    • Click on Rollback if the edit is obviously bad. If you notice that the old revision looks like it suffered from some bad edits already, try to do a manual revert using view history or skip the edit. After you rollback, you will still need to click "Mark as Patrolled" as well, to get the edit out of the Recent Changes queue and move to the next change.
      • Some edits may not show a rollback link, because there have been other changes to the page since they were made. In this case, it helps to explore the article history (in a new tab) to make sure the current version of the page doesn't need any editing before you mark the change patrolled. You can always edit the page in order to remove any bad information that was added, or do a manual revert using view history
    • For new articles and pages, the "Mark as patrolled" and "Skip" options are at the bottom of the page. On these edits, a rollback isn't possible (because there's no previous version to rollback to), but you can open the article separately to apply templates to it as needed, particularly if a new article might need copyediting ({{copyedit}}, formatting ({{format}}), or merits a nomination for deletion. After adding any templates needed, you can mark the article patrolled (or, of course, skip it if you're not sure).
  5. Image titled Patrol Recent Changes on wikiHow (Traditional) Step 5
    Reach out to the editor (optional but preferable). Before taking action, click on "quick note" and leave a note for the person who made the edit. You can click on any of the buttons at the top, or write a personalized message. Keep it as friendly as possible, even if the edit they made was unhelpful. Assume good faith.
  6. Image titled Patrol Recent Changes on wikiHow (Traditional) Step 6
    Keep going! After you skip or mark an edit patrolled, you'll automatically get a new recent change to patrol. Repeat the review process and keep going on through the queue.

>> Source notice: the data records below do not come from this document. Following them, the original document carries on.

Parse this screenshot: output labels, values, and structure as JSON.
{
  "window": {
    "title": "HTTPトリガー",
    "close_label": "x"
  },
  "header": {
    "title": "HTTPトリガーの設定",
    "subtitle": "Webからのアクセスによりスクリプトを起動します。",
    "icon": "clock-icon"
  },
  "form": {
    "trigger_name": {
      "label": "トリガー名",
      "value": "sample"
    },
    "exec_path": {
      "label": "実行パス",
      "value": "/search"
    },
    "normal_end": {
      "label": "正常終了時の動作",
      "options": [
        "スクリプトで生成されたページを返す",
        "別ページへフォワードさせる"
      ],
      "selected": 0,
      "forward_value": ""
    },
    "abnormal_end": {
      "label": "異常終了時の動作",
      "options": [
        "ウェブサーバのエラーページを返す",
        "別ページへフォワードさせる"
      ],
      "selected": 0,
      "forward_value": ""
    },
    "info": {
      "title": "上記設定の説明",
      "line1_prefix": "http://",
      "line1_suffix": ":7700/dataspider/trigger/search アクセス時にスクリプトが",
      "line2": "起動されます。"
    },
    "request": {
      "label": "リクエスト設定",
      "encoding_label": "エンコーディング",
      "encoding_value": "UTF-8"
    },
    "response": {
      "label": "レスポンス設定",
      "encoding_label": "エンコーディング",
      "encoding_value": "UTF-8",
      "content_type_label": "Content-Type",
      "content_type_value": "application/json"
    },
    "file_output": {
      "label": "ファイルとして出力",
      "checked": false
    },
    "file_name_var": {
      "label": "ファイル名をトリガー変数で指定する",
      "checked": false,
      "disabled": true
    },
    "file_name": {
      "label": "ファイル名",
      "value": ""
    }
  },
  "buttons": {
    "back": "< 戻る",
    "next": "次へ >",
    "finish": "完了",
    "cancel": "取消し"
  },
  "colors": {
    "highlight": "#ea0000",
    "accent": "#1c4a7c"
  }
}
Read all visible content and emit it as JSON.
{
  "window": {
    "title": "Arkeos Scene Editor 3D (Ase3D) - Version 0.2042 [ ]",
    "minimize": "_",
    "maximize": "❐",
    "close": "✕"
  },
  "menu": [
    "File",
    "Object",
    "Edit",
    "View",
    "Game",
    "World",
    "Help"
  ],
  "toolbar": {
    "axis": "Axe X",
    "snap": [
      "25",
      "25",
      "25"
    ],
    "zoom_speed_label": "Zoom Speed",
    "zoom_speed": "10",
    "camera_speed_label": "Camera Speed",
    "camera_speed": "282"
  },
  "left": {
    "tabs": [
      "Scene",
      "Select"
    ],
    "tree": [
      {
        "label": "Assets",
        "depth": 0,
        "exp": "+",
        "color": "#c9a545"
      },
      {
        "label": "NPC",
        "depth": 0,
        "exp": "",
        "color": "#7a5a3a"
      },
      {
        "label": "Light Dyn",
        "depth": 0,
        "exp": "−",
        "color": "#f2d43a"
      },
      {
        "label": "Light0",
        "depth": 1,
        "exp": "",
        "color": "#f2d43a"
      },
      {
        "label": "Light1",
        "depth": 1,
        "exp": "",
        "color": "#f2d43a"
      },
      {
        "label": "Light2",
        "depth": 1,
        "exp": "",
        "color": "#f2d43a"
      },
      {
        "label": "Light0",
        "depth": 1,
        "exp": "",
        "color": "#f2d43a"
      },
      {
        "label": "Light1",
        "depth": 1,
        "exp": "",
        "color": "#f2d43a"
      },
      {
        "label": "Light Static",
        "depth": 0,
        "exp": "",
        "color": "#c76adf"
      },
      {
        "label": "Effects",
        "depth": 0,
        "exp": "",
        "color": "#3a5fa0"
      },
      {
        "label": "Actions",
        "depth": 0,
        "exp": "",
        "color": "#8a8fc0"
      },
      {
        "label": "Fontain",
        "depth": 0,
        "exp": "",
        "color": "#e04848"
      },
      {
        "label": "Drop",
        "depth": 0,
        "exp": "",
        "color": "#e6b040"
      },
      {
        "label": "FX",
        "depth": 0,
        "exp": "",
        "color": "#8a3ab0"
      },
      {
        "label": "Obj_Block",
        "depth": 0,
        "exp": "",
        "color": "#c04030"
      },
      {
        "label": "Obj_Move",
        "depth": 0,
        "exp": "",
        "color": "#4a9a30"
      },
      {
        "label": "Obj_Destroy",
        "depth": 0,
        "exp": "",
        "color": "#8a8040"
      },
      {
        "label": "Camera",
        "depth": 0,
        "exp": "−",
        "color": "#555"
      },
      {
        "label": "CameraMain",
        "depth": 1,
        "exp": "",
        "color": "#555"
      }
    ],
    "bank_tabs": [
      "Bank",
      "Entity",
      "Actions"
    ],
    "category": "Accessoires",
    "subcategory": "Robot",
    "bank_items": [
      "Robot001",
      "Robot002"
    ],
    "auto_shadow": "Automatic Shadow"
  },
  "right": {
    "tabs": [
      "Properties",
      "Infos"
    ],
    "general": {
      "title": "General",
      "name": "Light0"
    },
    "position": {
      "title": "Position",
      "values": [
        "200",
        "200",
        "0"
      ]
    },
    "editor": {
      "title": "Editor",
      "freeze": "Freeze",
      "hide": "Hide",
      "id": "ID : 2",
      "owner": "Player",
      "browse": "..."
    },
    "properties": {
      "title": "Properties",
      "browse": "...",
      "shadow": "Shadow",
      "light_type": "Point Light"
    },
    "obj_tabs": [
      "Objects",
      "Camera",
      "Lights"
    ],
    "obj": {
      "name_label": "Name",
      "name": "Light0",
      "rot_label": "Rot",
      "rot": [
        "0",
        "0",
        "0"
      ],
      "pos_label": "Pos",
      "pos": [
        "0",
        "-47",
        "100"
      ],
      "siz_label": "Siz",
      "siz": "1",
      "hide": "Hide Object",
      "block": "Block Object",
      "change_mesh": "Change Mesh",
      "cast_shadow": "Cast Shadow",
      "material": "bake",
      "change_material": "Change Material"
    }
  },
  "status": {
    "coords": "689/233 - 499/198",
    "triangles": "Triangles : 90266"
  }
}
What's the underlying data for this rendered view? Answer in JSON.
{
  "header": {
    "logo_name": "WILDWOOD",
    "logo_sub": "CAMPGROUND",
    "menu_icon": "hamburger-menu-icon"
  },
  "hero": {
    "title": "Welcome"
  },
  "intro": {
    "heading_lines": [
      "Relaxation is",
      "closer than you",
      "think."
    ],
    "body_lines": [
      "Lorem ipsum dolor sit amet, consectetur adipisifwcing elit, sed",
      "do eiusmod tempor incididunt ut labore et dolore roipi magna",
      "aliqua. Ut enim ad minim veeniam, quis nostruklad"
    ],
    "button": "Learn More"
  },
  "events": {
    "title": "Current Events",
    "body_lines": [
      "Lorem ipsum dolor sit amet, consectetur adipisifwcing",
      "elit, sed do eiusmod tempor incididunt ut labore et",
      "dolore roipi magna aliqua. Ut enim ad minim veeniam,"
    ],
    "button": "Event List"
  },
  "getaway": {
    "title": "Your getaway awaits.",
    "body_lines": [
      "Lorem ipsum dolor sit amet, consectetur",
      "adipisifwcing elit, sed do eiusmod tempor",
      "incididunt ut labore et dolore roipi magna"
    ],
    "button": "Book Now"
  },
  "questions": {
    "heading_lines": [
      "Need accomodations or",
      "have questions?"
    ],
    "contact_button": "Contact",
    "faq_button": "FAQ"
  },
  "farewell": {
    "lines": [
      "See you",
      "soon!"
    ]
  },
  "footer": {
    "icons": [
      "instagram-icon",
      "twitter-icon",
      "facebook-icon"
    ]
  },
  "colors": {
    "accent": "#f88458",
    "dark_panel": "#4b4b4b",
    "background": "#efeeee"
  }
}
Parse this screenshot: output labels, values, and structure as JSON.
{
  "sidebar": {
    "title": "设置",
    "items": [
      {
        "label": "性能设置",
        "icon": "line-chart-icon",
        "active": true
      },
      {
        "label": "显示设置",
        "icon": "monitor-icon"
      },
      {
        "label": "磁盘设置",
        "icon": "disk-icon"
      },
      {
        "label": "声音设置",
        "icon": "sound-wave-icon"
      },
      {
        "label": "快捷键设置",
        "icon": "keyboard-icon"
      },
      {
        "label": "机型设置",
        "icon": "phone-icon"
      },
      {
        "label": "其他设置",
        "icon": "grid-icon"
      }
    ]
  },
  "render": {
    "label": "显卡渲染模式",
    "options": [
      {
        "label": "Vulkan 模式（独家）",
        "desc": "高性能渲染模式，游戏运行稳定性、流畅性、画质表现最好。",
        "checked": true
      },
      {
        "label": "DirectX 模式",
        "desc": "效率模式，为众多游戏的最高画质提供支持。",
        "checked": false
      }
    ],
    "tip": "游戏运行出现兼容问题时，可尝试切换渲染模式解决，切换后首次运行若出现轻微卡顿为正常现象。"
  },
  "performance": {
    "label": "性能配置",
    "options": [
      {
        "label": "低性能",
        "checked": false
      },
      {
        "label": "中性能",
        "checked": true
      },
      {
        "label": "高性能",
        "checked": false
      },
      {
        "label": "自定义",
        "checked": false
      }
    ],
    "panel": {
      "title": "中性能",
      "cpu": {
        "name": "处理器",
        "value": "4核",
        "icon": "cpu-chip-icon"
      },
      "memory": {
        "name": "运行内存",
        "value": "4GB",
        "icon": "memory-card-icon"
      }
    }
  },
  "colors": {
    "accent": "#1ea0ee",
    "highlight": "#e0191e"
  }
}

Handy Chart

Situation Recommended Action Why

Good tip added,
but several spelling errors.
Fix the spelling errors. Improved quality.
Few tips removed. OK if article is improved.

If not, then rollback.

Removed redundancy, controversy or nonsense. Improved quality.

Good information added, but without format.

Retain good info and fix format.

Use Advanced Editor, if needed.
Most editors don't understand format.

Bold Edit
dramatically improved quality of article.
Patrol as OK.

Thank the editor.
Efforts appreciated.
External link added, but no additional content. Rollback.
Links not accompanied by content are automatically removed. / policy.

Entire sections
of article
are blanked out.

Leave message for contributor asking why they blanked the section.
Blanking can be accidental or vandalism. Assume good faith.

Editor #1 vandalized page. Then editor #2 vandalized same page.
Do not rollback!

Go to page history to
manually revert to last good edit.

Rollback only returns editor #1's vandalism.
Editor vandalized multiple pages.
Add {{test}}, then {{warning}} to their talk page. Rollback any vandalism from their contribution page.

If they persist, contact the
Admin Notice Board.
Prevented excessive damage.


  • Update Scanner monitors updates. Recommended settings:
    • Scan every six hours.
    • Ignore changes less than 50 characters.


  • Remember, some edits are only partially bad. A good tip with terrible grammar, for example, is still a good tip. Try to rollback edits only when the information isn't salvageable in any way. Otherwise, it is better to use Quick Edit to delete the bad and incorporate the good.
  • Do not revert/edit articles with an In Use aka {{inuse}} tag.
  • Develop your own method.
    • Begin slowly, patrol safely, then pick up speed.
    • Make easy fixes and add templates or spend more time on each article.
  • If you are in IRC, type in .rcstats to find out how many edits are left to patrol.

  • Recent Changes is inaccessible to anonymous users. If you're anonymous, please create an account if you would like to become a patroller.


Article Info

Categories: Patrolling | Help